Dog Breeds Outnumber Cat Breeds
Photo by mickeymox - cropped as allowed under creative commons license
Dog breeds outnumber cat breeds for these reasons. Firstly, dogs have historically been used to work on our behalf. Dogs are more trainable than cats and generally stronger. This makes them more suitable as working animals. Which would naturally lead over time to breeding specialist dogs to do certain types of work. The classic role for a working dog is to support a person who is hunting. Examples are pointers and hounds. In addition dogs are used to pull loads, clear rats, seek out drugs, help fishermen, help the blind, guarding people, assist in hearing, help in psychological therapy (other animals can assist in psychological therapy as well) etc..

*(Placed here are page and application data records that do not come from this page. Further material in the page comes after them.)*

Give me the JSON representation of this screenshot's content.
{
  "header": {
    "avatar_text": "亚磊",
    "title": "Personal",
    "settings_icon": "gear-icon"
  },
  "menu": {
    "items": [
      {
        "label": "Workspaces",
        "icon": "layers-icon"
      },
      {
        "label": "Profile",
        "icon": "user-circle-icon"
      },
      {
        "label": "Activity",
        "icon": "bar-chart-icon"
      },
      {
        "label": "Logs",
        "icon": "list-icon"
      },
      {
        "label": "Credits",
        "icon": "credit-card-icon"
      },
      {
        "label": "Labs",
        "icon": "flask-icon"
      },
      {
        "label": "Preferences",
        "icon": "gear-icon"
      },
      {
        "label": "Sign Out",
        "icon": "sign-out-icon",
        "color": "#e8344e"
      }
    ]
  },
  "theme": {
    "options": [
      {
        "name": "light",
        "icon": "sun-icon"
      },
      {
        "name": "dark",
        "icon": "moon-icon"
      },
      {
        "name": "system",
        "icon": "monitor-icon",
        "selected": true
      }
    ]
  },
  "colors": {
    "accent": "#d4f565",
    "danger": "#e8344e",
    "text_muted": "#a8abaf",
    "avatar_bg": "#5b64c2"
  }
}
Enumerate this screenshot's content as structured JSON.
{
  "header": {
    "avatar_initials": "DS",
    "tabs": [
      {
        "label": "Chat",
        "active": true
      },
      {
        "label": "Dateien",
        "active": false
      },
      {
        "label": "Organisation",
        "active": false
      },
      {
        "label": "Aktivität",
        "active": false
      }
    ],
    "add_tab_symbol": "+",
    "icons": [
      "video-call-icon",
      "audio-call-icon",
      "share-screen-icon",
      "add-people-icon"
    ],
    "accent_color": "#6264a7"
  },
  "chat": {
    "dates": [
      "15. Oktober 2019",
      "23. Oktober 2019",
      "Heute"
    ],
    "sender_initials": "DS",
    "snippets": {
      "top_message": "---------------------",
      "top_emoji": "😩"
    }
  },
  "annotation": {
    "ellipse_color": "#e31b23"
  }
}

From that early foundation of breeding different working dogs, the "dog fancy" as I shall call it (i.e. dog lovers and breeders) bred all manner of dog breeds simply for the satisfaction of it and their interest in the dog. This would clearly have greatly expanded the number of breeds.
However, unregulated or irresponsible breeding can and has led to genetically inherited health problems. The recent (late 2008) BBC television programme exposing genetic defects in a number of dog breeds comes to mind. Similar problems, but on a lesser scale it seems, have occurred in the cat world (Modern Siamese and Persians, being examples).
Having expanded the number of dog breeds substantially dog breeders would then have more opportunities to create hybrids. Hybrids are nearly always man made breeds by crossing one breed with another. The growth in breeds can accelerate as more breeds are created. There may have been a desire to try and eliminate defective recessive genes causing health problems by mating healthy breeds with less healthy ones, thereby creating more dog breeds.
Whereas there are between 170-400 dog breeds, depending on the registration of the breeds, there are only something in the order of 40-100 cat breeds and most cat breeds beyond the mainstream 40 are very rare indeed and really experimental. So dog breeds outnumber cat breeds substantially.
Of course, the cat fancy follows the same desire to create new breeds but it may be that the cat associations better regulate the creation of new breeds by hybridization thus restricting the growth of breeds. But it seems to me that the underlying reason why there are more dog breeds than cat breeds is because, early on and thousands of years ago, the dog was found to be more suited to support people in their work and play.
However, the cat's domestication came about because of their skill as hunters thereby assisting farmers in keeping down rodents where grain was stored. Cats can work too but this is instinctive and not a trained activity.